Leading Canadian Mycologist Keith Seifert was the guest presenter at the June FABI International Seminar. His popularity and the high regard he’s held by the international research community was evident by the large number of people from around the globe that signed in to listen to his presentation “In the right place at the right time: Three “microfungi” that changed the world” on 30 June. Keith has a long association with FABI and has visited South Africa twice before. The fascinating presentation draws from his recently-published book “The Hidden Kingdom of Fungi” and shows how three fungi had profound effects on human affairs. The Great Potato Famine was caused by Phytophthora infestans and Keith traced the path of its devastating impact from its origins to the Irish diaspora of millions of victims to Canada and the USA, Australia and New Zealand, and South Africa. Next, the discovery of penicillin and its impacts on World War II and conflicting concepts of intellectual property was discussed. Finally, the emergence of aflatoxin as a major threat to public health, especially in the developing world. These stories show that the impacts of fungi and fungal research extend far beyond the corridors of science and illustrate that national interests often clash with international cooperation in science.

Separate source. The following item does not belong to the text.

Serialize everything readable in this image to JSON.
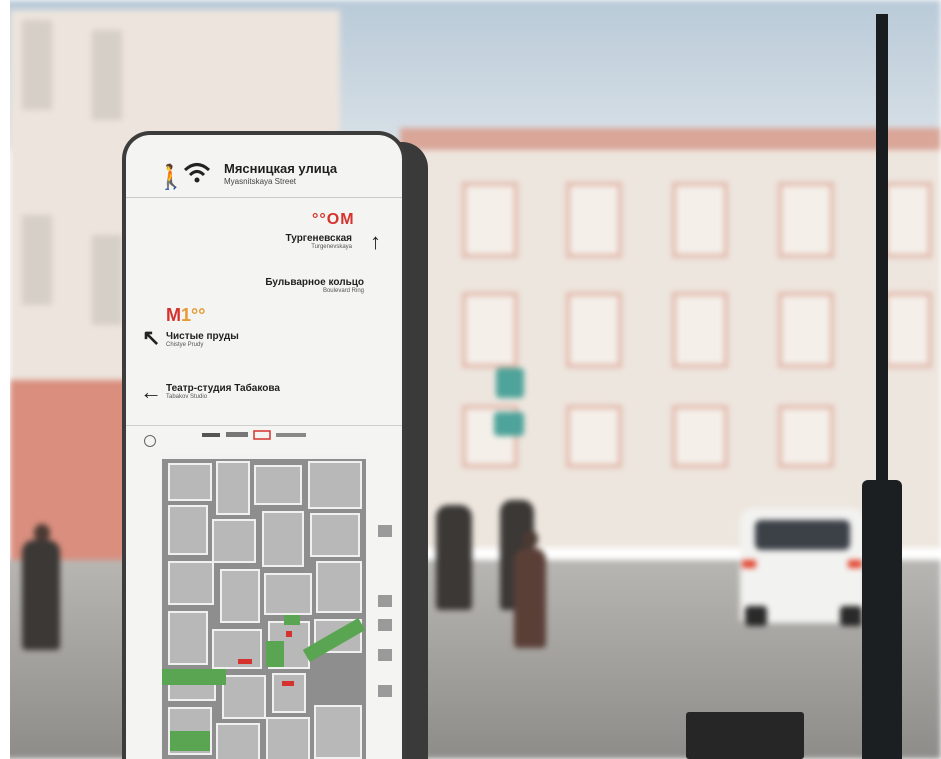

Keith Seifert has, for more than 40 years, specialised in the identification and classification of microscopic fungi producing toxins in crops and foods. He worked as a Research Scientist for Agriculture and Agri-Food Canada in Ottawa from 1990-2019. His academic publications include >250 scientific papers and six books (including two co-edited with Prof. Mike Wingfield). He retired from research in 2019 to write about interactions between science, the arts, history and society.